Excerpts from an interface dataset:
··········

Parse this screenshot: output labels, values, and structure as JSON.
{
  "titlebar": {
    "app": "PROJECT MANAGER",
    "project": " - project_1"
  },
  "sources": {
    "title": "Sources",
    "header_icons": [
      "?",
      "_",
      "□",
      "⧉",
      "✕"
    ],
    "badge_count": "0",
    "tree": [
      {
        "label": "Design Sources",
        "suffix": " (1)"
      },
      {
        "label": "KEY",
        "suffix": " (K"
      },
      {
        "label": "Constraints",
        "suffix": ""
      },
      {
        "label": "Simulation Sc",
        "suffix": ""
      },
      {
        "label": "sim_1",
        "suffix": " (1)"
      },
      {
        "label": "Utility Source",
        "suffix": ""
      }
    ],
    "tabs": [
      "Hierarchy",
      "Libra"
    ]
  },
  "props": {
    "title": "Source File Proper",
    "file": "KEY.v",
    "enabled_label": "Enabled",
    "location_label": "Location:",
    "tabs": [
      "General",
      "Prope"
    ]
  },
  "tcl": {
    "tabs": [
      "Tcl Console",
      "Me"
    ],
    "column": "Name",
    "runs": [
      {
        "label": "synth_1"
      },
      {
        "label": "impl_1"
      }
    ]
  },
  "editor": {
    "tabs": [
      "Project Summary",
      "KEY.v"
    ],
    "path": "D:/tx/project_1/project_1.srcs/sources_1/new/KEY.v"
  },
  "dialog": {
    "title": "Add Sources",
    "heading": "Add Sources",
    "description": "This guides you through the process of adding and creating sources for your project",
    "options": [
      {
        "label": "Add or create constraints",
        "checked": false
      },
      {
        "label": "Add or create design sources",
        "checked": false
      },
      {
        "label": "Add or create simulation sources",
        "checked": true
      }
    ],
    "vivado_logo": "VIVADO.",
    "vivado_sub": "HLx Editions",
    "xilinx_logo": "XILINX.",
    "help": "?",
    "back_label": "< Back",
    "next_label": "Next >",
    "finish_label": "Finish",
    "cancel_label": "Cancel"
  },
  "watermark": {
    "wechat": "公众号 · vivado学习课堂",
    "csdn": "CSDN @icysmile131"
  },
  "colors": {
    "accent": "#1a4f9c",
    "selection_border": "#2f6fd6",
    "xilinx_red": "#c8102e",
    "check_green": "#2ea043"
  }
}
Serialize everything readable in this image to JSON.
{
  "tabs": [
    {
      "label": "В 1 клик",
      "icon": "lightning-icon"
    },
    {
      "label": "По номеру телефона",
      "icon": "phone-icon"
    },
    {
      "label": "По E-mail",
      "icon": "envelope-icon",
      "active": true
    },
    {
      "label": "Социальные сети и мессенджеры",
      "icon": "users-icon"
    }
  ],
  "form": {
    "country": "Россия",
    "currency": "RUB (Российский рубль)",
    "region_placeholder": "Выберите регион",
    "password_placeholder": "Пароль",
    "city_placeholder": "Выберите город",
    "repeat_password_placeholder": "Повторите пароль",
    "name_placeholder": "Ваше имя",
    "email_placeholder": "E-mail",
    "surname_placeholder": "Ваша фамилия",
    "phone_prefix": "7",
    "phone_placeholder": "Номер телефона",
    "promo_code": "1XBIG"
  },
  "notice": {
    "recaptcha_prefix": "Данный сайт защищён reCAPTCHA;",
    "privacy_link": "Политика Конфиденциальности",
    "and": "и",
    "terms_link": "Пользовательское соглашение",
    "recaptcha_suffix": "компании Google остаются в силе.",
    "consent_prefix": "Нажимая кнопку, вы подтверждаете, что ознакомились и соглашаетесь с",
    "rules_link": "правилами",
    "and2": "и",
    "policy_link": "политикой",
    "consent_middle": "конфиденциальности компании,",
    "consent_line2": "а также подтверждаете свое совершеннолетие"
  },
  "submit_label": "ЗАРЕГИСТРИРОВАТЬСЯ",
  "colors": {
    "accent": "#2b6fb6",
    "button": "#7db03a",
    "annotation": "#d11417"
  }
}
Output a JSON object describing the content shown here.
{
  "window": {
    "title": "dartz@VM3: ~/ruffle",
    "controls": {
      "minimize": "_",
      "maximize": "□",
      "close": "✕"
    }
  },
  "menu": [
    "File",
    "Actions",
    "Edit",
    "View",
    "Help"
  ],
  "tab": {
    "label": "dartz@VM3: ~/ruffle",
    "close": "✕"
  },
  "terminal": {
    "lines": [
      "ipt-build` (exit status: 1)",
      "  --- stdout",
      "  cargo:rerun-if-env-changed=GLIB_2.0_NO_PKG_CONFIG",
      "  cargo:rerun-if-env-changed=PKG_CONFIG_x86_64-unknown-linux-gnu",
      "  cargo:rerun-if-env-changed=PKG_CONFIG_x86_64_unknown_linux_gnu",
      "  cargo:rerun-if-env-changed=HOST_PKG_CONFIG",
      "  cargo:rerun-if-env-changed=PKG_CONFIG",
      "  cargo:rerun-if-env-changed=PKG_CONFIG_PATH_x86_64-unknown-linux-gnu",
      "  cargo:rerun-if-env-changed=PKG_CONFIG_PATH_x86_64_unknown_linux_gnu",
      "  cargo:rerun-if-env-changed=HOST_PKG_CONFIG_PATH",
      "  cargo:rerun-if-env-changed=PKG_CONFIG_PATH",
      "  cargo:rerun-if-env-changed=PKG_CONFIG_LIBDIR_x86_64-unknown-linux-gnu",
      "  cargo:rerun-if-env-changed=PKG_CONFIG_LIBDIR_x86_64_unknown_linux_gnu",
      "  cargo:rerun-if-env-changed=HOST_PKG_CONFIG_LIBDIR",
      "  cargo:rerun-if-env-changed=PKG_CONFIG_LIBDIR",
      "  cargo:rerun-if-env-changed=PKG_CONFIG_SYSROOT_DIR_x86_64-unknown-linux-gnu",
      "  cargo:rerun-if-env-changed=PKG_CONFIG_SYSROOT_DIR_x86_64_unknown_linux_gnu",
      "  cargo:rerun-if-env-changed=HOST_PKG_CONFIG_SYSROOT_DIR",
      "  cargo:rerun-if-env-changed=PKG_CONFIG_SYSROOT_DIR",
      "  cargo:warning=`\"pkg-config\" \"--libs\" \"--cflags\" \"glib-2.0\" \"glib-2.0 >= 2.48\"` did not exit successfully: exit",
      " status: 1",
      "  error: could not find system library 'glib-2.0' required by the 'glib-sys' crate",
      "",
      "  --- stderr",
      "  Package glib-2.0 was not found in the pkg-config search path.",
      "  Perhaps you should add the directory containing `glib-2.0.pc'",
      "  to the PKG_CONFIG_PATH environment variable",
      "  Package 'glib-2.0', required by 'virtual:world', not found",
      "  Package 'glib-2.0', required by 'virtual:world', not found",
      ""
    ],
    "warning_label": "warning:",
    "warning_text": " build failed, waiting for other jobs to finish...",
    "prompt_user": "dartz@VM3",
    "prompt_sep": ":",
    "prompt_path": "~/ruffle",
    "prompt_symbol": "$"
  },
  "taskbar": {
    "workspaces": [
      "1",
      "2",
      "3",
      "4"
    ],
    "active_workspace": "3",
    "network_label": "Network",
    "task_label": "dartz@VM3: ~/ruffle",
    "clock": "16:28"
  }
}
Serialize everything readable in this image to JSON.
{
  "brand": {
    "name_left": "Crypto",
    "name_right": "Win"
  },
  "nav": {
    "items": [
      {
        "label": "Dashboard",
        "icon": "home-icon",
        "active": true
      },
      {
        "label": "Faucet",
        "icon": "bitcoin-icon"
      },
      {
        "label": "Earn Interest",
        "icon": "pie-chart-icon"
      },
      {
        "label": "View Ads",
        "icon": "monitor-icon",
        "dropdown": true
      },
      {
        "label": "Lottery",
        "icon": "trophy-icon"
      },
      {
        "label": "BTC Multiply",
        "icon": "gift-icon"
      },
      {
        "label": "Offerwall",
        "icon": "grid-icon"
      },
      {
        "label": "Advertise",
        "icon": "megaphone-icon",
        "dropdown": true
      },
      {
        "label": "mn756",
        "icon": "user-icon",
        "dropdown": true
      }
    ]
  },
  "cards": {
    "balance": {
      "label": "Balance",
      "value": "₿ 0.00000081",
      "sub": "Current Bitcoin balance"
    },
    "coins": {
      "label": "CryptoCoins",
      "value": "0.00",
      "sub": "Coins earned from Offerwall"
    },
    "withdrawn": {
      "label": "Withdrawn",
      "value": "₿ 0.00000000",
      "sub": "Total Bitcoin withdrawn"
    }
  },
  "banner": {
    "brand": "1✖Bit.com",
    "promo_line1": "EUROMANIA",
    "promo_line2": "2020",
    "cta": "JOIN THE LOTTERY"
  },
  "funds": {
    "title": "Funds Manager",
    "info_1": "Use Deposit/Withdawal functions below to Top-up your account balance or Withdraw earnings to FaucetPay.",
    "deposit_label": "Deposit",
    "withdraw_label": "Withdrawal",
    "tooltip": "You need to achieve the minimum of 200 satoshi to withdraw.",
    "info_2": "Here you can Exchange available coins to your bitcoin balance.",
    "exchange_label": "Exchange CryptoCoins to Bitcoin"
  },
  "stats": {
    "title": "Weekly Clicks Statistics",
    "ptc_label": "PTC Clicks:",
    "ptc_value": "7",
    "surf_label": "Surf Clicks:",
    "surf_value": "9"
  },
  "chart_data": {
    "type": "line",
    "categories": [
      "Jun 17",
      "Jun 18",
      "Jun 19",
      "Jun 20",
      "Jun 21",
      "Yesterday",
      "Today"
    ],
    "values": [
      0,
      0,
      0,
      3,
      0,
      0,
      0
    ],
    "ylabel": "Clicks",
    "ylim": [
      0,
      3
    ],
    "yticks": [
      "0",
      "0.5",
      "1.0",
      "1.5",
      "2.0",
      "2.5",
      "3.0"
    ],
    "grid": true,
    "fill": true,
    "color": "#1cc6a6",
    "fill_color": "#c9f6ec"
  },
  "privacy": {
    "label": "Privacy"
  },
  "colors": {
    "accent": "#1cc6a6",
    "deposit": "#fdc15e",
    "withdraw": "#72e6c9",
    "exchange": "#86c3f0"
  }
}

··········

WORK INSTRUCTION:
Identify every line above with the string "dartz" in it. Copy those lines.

TASK RESPONSE:
    "title": "dartz@VM3: ~/ruffle",
    "label": "dartz@VM3: ~/ruffle",
    "prompt_user": "dartz@VM3",
    "task_label": "dartz@VM3: ~/ruffle",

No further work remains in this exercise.